## Supplied material

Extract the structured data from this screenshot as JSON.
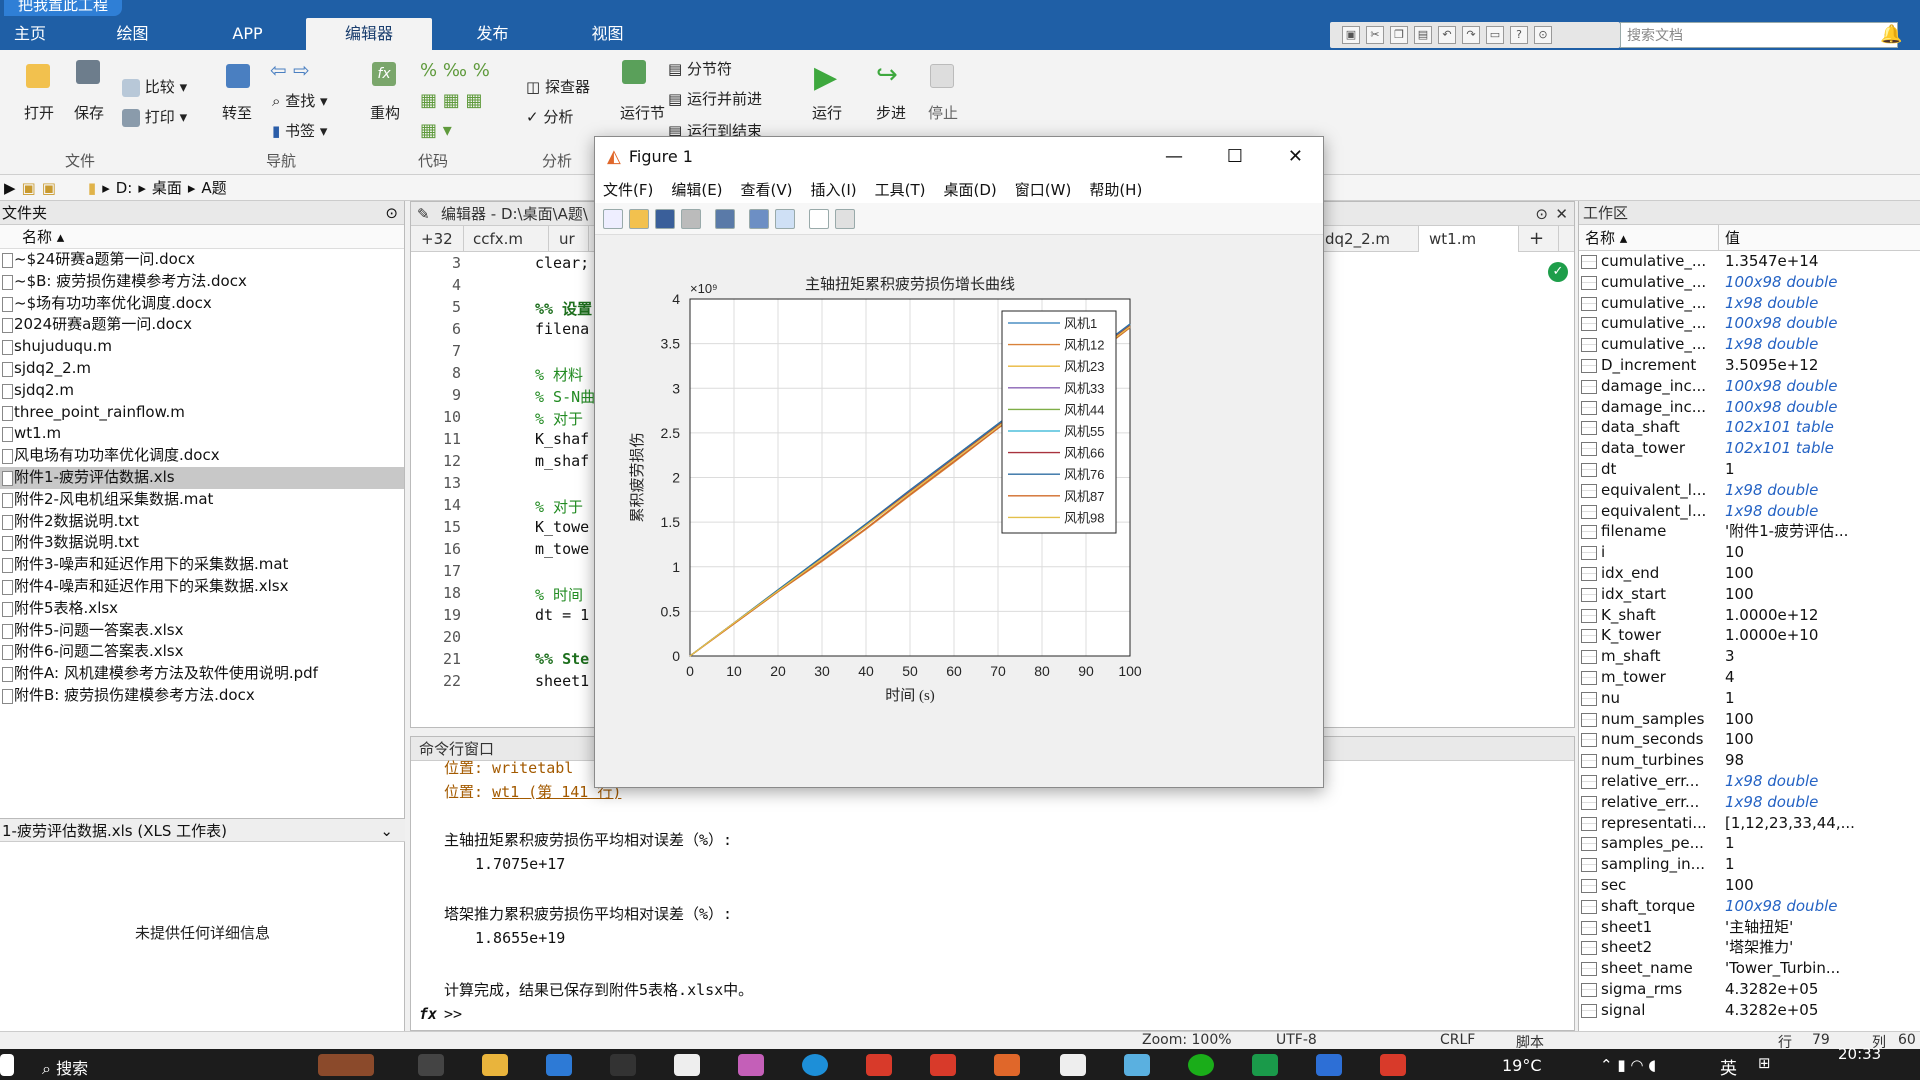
{
  "app": {
    "title_tag": "把我置此工程"
  },
  "tabs": [
    {
      "label": "主页",
      "active": false
    },
    {
      "label": "绘图",
      "active": false
    },
    {
      "label": "APP",
      "active": false
    },
    {
      "label": "编辑器",
      "active": true
    },
    {
      "label": "发布",
      "active": false
    },
    {
      "label": "视图",
      "active": false
    }
  ],
  "search": {
    "placeholder": "搜索文档"
  },
  "ribbon": {
    "open": "打开",
    "save": "保存",
    "compare": "比较",
    "print": "打印",
    "goto": "转至",
    "find": "查找",
    "bookmark": "书签",
    "refactor": "重构",
    "profiler": "探查器",
    "analyze": "分析",
    "run_section": "运行节",
    "section_break": "分节符",
    "run_advance": "运行并前进",
    "run_to_end": "运行到结束",
    "run": "运行",
    "step": "步进",
    "stop": "停止",
    "groups": [
      "文件",
      "导航",
      "代码",
      "分析"
    ]
  },
  "address": {
    "drive": "D:",
    "folder1": "桌面",
    "folder2": "A题"
  },
  "file_panel": {
    "title": "文件夹",
    "col_name": "名称",
    "files": [
      {
        "name": "~$24研赛a题第一问.docx",
        "selected": false
      },
      {
        "name": "~$B: 疲劳损伤建模参考方法.docx",
        "selected": false
      },
      {
        "name": "~$场有功功率优化调度.docx",
        "selected": false
      },
      {
        "name": "2024研赛a题第一问.docx",
        "selected": false
      },
      {
        "name": "shujuduqu.m",
        "selected": false
      },
      {
        "name": "sjdq2_2.m",
        "selected": false
      },
      {
        "name": "sjdq2.m",
        "selected": false
      },
      {
        "name": "three_point_rainflow.m",
        "selected": false
      },
      {
        "name": "wt1.m",
        "selected": false
      },
      {
        "name": "风电场有功功率优化调度.docx",
        "selected": false
      },
      {
        "name": "附件1-疲劳评估数据.xls",
        "selected": true
      },
      {
        "name": "附件2-风电机组采集数据.mat",
        "selected": false
      },
      {
        "name": "附件2数据说明.txt",
        "selected": false
      },
      {
        "name": "附件3数据说明.txt",
        "selected": false
      },
      {
        "name": "附件3-噪声和延迟作用下的采集数据.mat",
        "selected": false
      },
      {
        "name": "附件4-噪声和延迟作用下的采集数据.xlsx",
        "selected": false
      },
      {
        "name": "附件5表格.xlsx",
        "selected": false
      },
      {
        "name": "附件5-问题一答案表.xlsx",
        "selected": false
      },
      {
        "name": "附件6-问题二答案表.xlsx",
        "selected": false
      },
      {
        "name": "附件A: 风机建模参考方法及软件使用说明.pdf",
        "selected": false
      },
      {
        "name": "附件B: 疲劳损伤建模参考方法.docx",
        "selected": false
      }
    ],
    "detail_title": "1-疲劳评估数据.xls (XLS 工作表)",
    "detail_text": "未提供任何详细信息"
  },
  "editor": {
    "header": "编辑器 - D:\\桌面\\A题\\",
    "tabs": [
      {
        "label": "+32"
      },
      {
        "label": "ccfx.m"
      },
      {
        "label": "ur"
      },
      {
        "label": "dq2_2.m"
      },
      {
        "label": "wt1.m"
      }
    ],
    "lines": [
      {
        "n": "3",
        "code": "clear;"
      },
      {
        "n": "4",
        "code": ""
      },
      {
        "n": "5",
        "code": "%% 设置"
      },
      {
        "n": "6",
        "code": "filena"
      },
      {
        "n": "7",
        "code": ""
      },
      {
        "n": "8",
        "code": "% 材料"
      },
      {
        "n": "9",
        "code": "% S-N曲"
      },
      {
        "n": "10",
        "code": "% 对于"
      },
      {
        "n": "11",
        "code": "K_shaf"
      },
      {
        "n": "12",
        "code": "m_shaf"
      },
      {
        "n": "13",
        "code": ""
      },
      {
        "n": "14",
        "code": "% 对于"
      },
      {
        "n": "15",
        "code": "K_towe"
      },
      {
        "n": "16",
        "code": "m_towe"
      },
      {
        "n": "17",
        "code": ""
      },
      {
        "n": "18",
        "code": "% 时间"
      },
      {
        "n": "19",
        "code": "dt = 1"
      },
      {
        "n": "20",
        "code": ""
      },
      {
        "n": "21",
        "code": "%% Ste"
      },
      {
        "n": "22",
        "code": "sheet1"
      }
    ]
  },
  "command": {
    "title": "命令行窗口",
    "l1": "位置: writetabl",
    "l2_prefix": "位置: ",
    "l2_link": "wt1",
    "l2_suffix": " (第 141 行)",
    "l3": "主轴扭矩累积疲劳损伤平均相对误差（%）:",
    "l4": "1.7075e+17",
    "l5": "塔架推力累积疲劳损伤平均相对误差（%）:",
    "l6": "1.8655e+19",
    "l7": "计算完成，结果已保存到附件5表格.xlsx中。",
    "prompt": ">>"
  },
  "workspace": {
    "title": "工作区",
    "col_name": "名称",
    "col_value": "值",
    "vars": [
      {
        "name": "cumulative_...",
        "value": "1.3547e+14",
        "italic": false
      },
      {
        "name": "cumulative_...",
        "value": "100x98 double",
        "italic": true
      },
      {
        "name": "cumulative_...",
        "value": "1x98 double",
        "italic": true
      },
      {
        "name": "cumulative_...",
        "value": "100x98 double",
        "italic": true
      },
      {
        "name": "cumulative_...",
        "value": "1x98 double",
        "italic": true
      },
      {
        "name": "D_increment",
        "value": "3.5095e+12",
        "italic": false
      },
      {
        "name": "damage_inc...",
        "value": "100x98 double",
        "italic": true
      },
      {
        "name": "damage_inc...",
        "value": "100x98 double",
        "italic": true
      },
      {
        "name": "data_shaft",
        "value": "102x101 table",
        "italic": true
      },
      {
        "name": "data_tower",
        "value": "102x101 table",
        "italic": true
      },
      {
        "name": "dt",
        "value": "1",
        "italic": false
      },
      {
        "name": "equivalent_l...",
        "value": "1x98 double",
        "italic": true
      },
      {
        "name": "equivalent_l...",
        "value": "1x98 double",
        "italic": true
      },
      {
        "name": "filename",
        "value": "'附件1-疲劳评估...",
        "italic": false
      },
      {
        "name": "i",
        "value": "10",
        "italic": false
      },
      {
        "name": "idx_end",
        "value": "100",
        "italic": false
      },
      {
        "name": "idx_start",
        "value": "100",
        "italic": false
      },
      {
        "name": "K_shaft",
        "value": "1.0000e+12",
        "italic": false
      },
      {
        "name": "K_tower",
        "value": "1.0000e+10",
        "italic": false
      },
      {
        "name": "m_shaft",
        "value": "3",
        "italic": false
      },
      {
        "name": "m_tower",
        "value": "4",
        "italic": false
      },
      {
        "name": "nu",
        "value": "1",
        "italic": false
      },
      {
        "name": "num_samples",
        "value": "100",
        "italic": false
      },
      {
        "name": "num_seconds",
        "value": "100",
        "italic": false
      },
      {
        "name": "num_turbines",
        "value": "98",
        "italic": false
      },
      {
        "name": "relative_err...",
        "value": "1x98 double",
        "italic": true
      },
      {
        "name": "relative_err...",
        "value": "1x98 double",
        "italic": true
      },
      {
        "name": "representati...",
        "value": "[1,12,23,33,44,...",
        "italic": false
      },
      {
        "name": "samples_pe...",
        "value": "1",
        "italic": false
      },
      {
        "name": "sampling_in...",
        "value": "1",
        "italic": false
      },
      {
        "name": "sec",
        "value": "100",
        "italic": false
      },
      {
        "name": "shaft_torque",
        "value": "100x98 double",
        "italic": true
      },
      {
        "name": "sheet1",
        "value": "'主轴扭矩'",
        "italic": false
      },
      {
        "name": "sheet2",
        "value": "'塔架推力'",
        "italic": false
      },
      {
        "name": "sheet_name",
        "value": "'Tower_Turbin...",
        "italic": false
      },
      {
        "name": "sigma_rms",
        "value": "4.3282e+05",
        "italic": false
      },
      {
        "name": "signal",
        "value": "4.3282e+05",
        "italic": false
      }
    ]
  },
  "statusbar": {
    "zoom": "Zoom: 100%",
    "encoding": "UTF-8",
    "eol": "CRLF",
    "type": "脚本",
    "row_label": "行",
    "row": "79",
    "col_label": "列",
    "col": "60"
  },
  "taskbar": {
    "search": "搜索",
    "temp": "19°C",
    "lang": "英",
    "time": "20:33"
  },
  "figure": {
    "title": "Figure 1",
    "menu": [
      "文件(F)",
      "编辑(E)",
      "查看(V)",
      "插入(I)",
      "工具(T)",
      "桌面(D)",
      "窗口(W)",
      "帮助(H)"
    ]
  },
  "chart_data": {
    "type": "line",
    "title": "主轴扭矩累积疲劳损伤增长曲线",
    "xlabel": "时间 (s)",
    "ylabel": "累积疲劳损伤",
    "exponent_label": "×10⁹",
    "xlim": [
      0,
      100
    ],
    "ylim": [
      0,
      4
    ],
    "xticks": [
      "0",
      "10",
      "20",
      "30",
      "40",
      "50",
      "60",
      "70",
      "80",
      "90",
      "100"
    ],
    "yticks": [
      "0",
      "0.5",
      "1",
      "1.5",
      "2",
      "2.5",
      "3",
      "3.5",
      "4"
    ],
    "grid": true,
    "legend_position": "top-right",
    "x": [
      0,
      10,
      20,
      30,
      40,
      50,
      60,
      70,
      80,
      90,
      100
    ],
    "series": [
      {
        "name": "风机1",
        "color": "#4d8fc4",
        "values": [
          0,
          0.37,
          0.74,
          1.11,
          1.48,
          1.86,
          2.23,
          2.6,
          2.97,
          3.34,
          3.72
        ]
      },
      {
        "name": "风机12",
        "color": "#d9823a",
        "values": [
          0,
          0.36,
          0.72,
          1.06,
          1.42,
          1.8,
          2.17,
          2.55,
          2.92,
          3.3,
          3.68
        ]
      },
      {
        "name": "风机23",
        "color": "#e8b73c",
        "values": [
          0,
          0.37,
          0.73,
          1.09,
          1.46,
          1.83,
          2.2,
          2.58,
          2.95,
          3.32,
          3.7
        ]
      },
      {
        "name": "风机33",
        "color": "#8a63b5",
        "values": [
          0,
          0.37,
          0.74,
          1.1,
          1.47,
          1.85,
          2.22,
          2.59,
          2.96,
          3.33,
          3.71
        ]
      },
      {
        "name": "风机44",
        "color": "#7fae47",
        "values": [
          0,
          0.37,
          0.74,
          1.1,
          1.47,
          1.85,
          2.22,
          2.59,
          2.96,
          3.33,
          3.71
        ]
      },
      {
        "name": "风机55",
        "color": "#4fbfdc",
        "values": [
          0,
          0.37,
          0.74,
          1.11,
          1.48,
          1.85,
          2.23,
          2.6,
          2.97,
          3.34,
          3.72
        ]
      },
      {
        "name": "风机66",
        "color": "#a8323e",
        "values": [
          0,
          0.37,
          0.73,
          1.1,
          1.47,
          1.84,
          2.21,
          2.58,
          2.95,
          3.33,
          3.7
        ]
      },
      {
        "name": "风机76",
        "color": "#2f6ea3",
        "values": [
          0,
          0.37,
          0.74,
          1.11,
          1.48,
          1.86,
          2.23,
          2.6,
          2.98,
          3.35,
          3.72
        ]
      },
      {
        "name": "风机87",
        "color": "#d06b2a",
        "values": [
          0,
          0.36,
          0.72,
          1.07,
          1.43,
          1.81,
          2.18,
          2.55,
          2.93,
          3.3,
          3.68
        ]
      },
      {
        "name": "风机98",
        "color": "#e3c04a",
        "values": [
          0,
          0.37,
          0.73,
          1.09,
          1.46,
          1.83,
          2.2,
          2.57,
          2.94,
          3.32,
          3.69
        ]
      }
    ]
  }
}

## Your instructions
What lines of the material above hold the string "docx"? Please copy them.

## Result of the task
        "name": "~$24研赛a题第一问.docx",
        "name": "~$B: 疲劳损伤建模参考方法.docx",
        "name": "~$场有功功率优化调度.docx",
        "name": "2024研赛a题第一问.docx",
        "name": "风电场有功功率优化调度.docx",
        "name": "附件B: 疲劳损伤建模参考方法.docx",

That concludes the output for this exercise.